Take the 2-minute tour ×
Server Fault is a question and answer site for professional system and network administrators. It's 100% free, no registration required.

Although we have not had any first-hand experience with these kind of attacks (as far as we know of) I would like to know how to prevent them from happening as much as possible. I mostly use my personal laptop myself and also take it to clients when I'm on the road. I have used the XArp on my laptop before to monitor suspicious behaviour on the network but have not encountered any.

  • Is APR at all a security risk to take into account in small business setups?
  • If so, what are the main risks and how can one optimally counter them?
  • When connecting to a foreign network (for example, when on location at at client), should I consider this risk and what could I possibly do to counter it?
share|improve this question
    
Typo -- you wrote "APR" instead of "ARP" in your question –  Eddie May 4 '09 at 15:35
    
Replaced the apr tag with arp-poisoning. My expectation for the apr tag would be Apache Portable Runtime. –  Mihai Limbăşan May 4 '09 at 22:17

2 Answers 2

up vote 3 down vote accepted

The likelihood of these types of attacks increases if the information passing through your network is valuable and others know it exists.

The risks are that information can be stolen. This information could be used to damage your IT infrastructure or damage your company's business if it is trade secrets, client lists, or similar information.
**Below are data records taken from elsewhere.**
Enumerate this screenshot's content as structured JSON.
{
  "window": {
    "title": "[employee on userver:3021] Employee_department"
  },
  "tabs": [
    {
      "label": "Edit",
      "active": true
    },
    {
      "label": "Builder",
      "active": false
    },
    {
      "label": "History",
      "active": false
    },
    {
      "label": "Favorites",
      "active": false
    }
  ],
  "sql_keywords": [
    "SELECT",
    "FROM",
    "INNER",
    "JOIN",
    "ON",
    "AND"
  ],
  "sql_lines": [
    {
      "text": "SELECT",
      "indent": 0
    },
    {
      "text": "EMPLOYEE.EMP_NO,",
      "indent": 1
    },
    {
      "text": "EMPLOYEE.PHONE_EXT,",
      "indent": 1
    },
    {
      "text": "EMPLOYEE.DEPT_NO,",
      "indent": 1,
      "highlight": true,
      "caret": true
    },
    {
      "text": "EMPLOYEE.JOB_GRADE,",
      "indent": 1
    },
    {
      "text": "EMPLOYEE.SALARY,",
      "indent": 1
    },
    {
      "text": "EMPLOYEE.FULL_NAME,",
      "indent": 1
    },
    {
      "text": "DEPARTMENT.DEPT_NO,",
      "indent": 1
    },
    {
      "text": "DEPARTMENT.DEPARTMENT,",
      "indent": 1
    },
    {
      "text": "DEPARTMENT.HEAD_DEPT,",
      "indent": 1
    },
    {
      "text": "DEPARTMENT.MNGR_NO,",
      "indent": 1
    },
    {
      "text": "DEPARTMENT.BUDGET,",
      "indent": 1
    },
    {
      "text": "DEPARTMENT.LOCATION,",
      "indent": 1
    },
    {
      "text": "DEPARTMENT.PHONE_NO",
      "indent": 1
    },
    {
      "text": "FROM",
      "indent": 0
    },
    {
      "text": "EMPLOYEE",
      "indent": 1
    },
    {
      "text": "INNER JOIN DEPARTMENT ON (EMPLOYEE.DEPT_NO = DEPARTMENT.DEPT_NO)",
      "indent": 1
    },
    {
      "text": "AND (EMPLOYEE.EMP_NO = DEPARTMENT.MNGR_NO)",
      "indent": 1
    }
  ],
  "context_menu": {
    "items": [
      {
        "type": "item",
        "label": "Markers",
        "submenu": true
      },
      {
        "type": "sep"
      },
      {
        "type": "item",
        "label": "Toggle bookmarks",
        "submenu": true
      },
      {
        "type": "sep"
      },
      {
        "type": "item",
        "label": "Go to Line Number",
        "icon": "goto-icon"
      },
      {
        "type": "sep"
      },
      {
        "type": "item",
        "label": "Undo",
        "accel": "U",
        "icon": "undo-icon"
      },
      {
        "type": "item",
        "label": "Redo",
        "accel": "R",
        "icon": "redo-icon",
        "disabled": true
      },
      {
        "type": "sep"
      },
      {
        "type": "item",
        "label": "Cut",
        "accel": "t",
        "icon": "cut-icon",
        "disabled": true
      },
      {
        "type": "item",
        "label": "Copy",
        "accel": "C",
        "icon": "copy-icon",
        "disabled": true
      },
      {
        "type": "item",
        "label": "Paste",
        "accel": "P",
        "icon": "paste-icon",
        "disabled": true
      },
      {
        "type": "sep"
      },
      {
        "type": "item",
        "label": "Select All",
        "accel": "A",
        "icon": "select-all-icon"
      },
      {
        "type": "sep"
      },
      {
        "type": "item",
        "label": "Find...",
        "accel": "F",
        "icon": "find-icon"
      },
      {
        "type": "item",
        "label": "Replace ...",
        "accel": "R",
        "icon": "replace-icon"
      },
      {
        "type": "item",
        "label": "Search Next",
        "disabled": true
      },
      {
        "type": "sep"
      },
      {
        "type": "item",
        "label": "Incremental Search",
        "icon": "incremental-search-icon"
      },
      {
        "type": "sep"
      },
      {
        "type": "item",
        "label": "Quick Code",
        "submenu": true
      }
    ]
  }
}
When connecting to a foreign network, always use encryption. Use VPN connections and https websites. If that data is encrypted, even if the attacker is getting your data, it will be incredibly difficult to use. Remember that programs on computers like to run in the background and pass data such as usernames and passwords.

I highly suggest getting Wireshark and examining the data that passes through your network connection. Browse some webpages, open some applications, etc. and see if you can see information in the packets that you would not want someone to know such as your password or an internal company website.

If you really want to know what can be done to counter these type of attacks locally, I'd suggest the book LAN Switch Security: What Hackers Know About Your Switches.

share|improve this answer

use a VPN or encryption to prevent people from sniffing your traffic in a hostile environment. you can also make a static arp entry in your windows machine if you know the right MAC address of the router with:

arp -s <gw_ip> <gw_mac>

at my environment i have a software called arpwatch on the firewall to see if someone play tricks on my network.

you can also consider implementing somekind of NAC(Network Access Control) at your Switches to prevent unauthorized clients on your network.

share|improve this answer

Your Answer

 
discard

By posting your answer, you agree to the privacy policy and terms of service.

Not the answer you're looking for? Browse other questions tagged or ask your own question.